PROVIDED INFORMATION START
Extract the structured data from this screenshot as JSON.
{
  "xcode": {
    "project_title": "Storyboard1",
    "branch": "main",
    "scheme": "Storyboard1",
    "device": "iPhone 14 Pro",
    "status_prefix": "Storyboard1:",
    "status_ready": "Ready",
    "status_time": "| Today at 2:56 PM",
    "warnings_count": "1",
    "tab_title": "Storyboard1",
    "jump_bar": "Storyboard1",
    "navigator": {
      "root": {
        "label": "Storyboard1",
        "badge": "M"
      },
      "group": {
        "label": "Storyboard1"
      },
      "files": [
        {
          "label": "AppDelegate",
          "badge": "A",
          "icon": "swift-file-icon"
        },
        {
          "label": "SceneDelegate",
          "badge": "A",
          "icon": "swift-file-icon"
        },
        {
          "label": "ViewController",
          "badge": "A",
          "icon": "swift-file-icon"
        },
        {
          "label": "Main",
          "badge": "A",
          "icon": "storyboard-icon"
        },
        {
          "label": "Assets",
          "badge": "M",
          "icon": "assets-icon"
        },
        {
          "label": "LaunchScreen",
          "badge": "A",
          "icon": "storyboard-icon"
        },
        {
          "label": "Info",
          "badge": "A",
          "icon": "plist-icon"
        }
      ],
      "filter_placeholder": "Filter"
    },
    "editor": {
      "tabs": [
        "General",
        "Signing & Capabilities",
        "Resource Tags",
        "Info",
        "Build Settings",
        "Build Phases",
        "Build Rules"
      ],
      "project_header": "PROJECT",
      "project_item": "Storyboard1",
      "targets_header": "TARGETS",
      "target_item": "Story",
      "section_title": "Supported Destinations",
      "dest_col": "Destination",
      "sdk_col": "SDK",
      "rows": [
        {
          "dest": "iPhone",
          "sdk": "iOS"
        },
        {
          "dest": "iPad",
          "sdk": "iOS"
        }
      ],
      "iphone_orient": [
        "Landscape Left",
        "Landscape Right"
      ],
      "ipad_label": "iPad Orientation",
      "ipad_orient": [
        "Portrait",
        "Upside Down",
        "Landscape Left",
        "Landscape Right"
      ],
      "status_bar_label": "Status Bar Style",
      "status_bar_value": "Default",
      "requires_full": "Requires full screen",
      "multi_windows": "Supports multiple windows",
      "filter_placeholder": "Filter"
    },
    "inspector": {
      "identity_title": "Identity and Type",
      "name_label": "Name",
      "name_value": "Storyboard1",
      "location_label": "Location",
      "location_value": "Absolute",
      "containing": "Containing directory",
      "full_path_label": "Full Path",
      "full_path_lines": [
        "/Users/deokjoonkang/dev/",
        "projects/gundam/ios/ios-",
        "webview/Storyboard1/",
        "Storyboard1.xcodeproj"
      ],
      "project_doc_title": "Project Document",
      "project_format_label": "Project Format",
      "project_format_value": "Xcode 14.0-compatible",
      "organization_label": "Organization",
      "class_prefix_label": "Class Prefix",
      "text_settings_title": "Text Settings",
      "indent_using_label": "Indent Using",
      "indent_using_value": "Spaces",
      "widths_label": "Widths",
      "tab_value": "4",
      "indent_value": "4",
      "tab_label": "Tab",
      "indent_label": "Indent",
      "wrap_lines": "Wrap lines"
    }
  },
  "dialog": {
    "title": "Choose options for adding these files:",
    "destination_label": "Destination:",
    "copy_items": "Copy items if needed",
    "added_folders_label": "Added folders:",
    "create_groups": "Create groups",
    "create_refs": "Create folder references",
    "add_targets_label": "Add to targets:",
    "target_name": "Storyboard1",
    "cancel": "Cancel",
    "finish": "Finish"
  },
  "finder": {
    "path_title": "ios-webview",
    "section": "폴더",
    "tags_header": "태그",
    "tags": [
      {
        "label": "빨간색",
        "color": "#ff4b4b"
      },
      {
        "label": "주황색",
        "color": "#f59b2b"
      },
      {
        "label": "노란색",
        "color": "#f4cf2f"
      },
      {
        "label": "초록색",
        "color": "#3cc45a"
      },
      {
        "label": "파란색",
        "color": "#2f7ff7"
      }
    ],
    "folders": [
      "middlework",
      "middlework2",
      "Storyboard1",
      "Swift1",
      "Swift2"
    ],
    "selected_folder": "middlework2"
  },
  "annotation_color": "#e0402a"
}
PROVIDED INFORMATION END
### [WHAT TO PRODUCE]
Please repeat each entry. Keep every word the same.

### [RESPONSE FOR THIS EXERCISE]
Extract the structured data from this screenshot as JSON.
{
  "xcode": {
    "project_title": "Storyboard1",
    "branch": "main",
    "scheme": "Storyboard1",
    "device": "iPhone 14 Pro",
    "status_prefix": "Storyboard1:",
    "status_ready": "Ready",
    "status_time": "| Today at 2:56 PM",
    "warnings_count": "1",
    "tab_title": "Storyboard1",
    "jump_bar": "Storyboard1",
    "navigator": {
      "root": {
        "label": "Storyboard1",
        "badge": "M"
      },
      "group": {
        "label": "Storyboard1"
      },
      "files": [
        {
          "label": "AppDelegate",
          "badge": "A",
          "icon": "swift-file-icon"
        },
        {
          "label": "SceneDelegate",
          "badge": "A",
          "icon": "swift-file-icon"
        },
        {
          "label": "ViewController",
          "badge": "A",
          "icon": "swift-file-icon"
        },
        {
          "label": "Main",
          "badge": "A",
          "icon": "storyboard-icon"
        },
        {
          "label": "Assets",
          "badge": "M",
          "icon": "assets-icon"
        },
        {
          "label": "LaunchScreen",
          "badge": "A",
          "icon": "storyboard-icon"
        },
        {
          "label": "Info",
          "badge": "A",
          "icon": "plist-icon"
        }
      ],
      "filter_placeholder": "Filter"
    },
    "editor": {
      "tabs": [
        "General",
        "Signing & Capabilities",
        "Resource Tags",
        "Info",
        "Build Settings",
        "Build Phases",
        "Build Rules"
      ],
      "project_header": "PROJECT",
      "project_item": "Storyboard1",
      "targets_header": "TARGETS",
      "target_item": "Story",
      "section_title": "Supported Destinations",
      "dest_col": "Destination",
      "sdk_col": "SDK",
      "rows": [
        {
          "dest": "iPhone",
          "sdk": "iOS"
        },
        {
          "dest": "iPad",
          "sdk": "iOS"
        }
      ],
      "iphone_orient": [
        "Landscape Left",
        "Landscape Right"
      ],
      "ipad_label": "iPad Orientation",
      "ipad_orient": [
        "Portrait",
        "Upside Down",
        "Landscape Left",
        "Landscape Right"
      ],
      "status_bar_label": "Status Bar Style",
      "status_bar_value": "Default",
      "requires_full": "Requires full screen",
      "multi_windows": "Supports multiple windows",
      "filter_placeholder": "Filter"
    },
    "inspector": {
      "identity_title": "Identity and Type",
      "name_label": "Name",
      "name_value": "Storyboard1",
      "location_label": "Location",
      "location_value": "Absolute",
      "containing": "Containing directory",
      "full_path_label": "Full Path",
      "full_path_lines": [
        "/Users/deokjoonkang/dev/",
        "projects/gundam/ios/ios-",
        "webview/Storyboard1/",
        "Storyboard1.xcodeproj"
      ],
      "project_doc_title": "Project Document",
      "project_format_label": "Project Format",
      "project_format_value": "Xcode 14.0-compatible",
      "organization_label": "Organization",
      "class_prefix_label": "Class Prefix",
      "text_settings_title": "Text Settings",
      "indent_using_label": "Indent Using",
      "indent_using_value": "Spaces",
      "widths_label": "Widths",
      "tab_value": "4",
      "indent_value": "4",
      "tab_label": "Tab",
      "indent_label": "Indent",
      "wrap_lines": "Wrap lines"
    }
  },
  "dialog": {
    "title": "Choose options for adding these files:",
    "destination_label": "Destination:",
    "copy_items": "Copy items if needed",
    "added_folders_label": "Added folders:",
    "create_groups": "Create groups",
    "create_refs": "Create folder references",
    "add_targets_label": "Add to targets:",
    "target_name": "Storyboard1",
    "cancel": "Cancel",
    "finish": "Finish"
  },
  "finder": {
    "path_title": "ios-webview",
    "section": "폴더",
    "tags_header": "태그",
    "tags": [
      {
        "label": "빨간색",
        "color": "#ff4b4b"
      },
      {
        "label": "주황색",
        "color": "#f59b2b"
      },
      {
        "label": "노란색",
        "color": "#f4cf2f"
      },
      {
        "label": "초록색",
        "color": "#3cc45a"
      },
      {
        "label": "파란색",
        "color": "#2f7ff7"
      }
    ],
    "folders": [
      "middlework",
      "middlework2",
      "Storyboard1",
      "Swift1",
      "Swift2"
    ],
    "selected_folder": "middlework2"
  },
  "annotation_color": "#e0402a"
}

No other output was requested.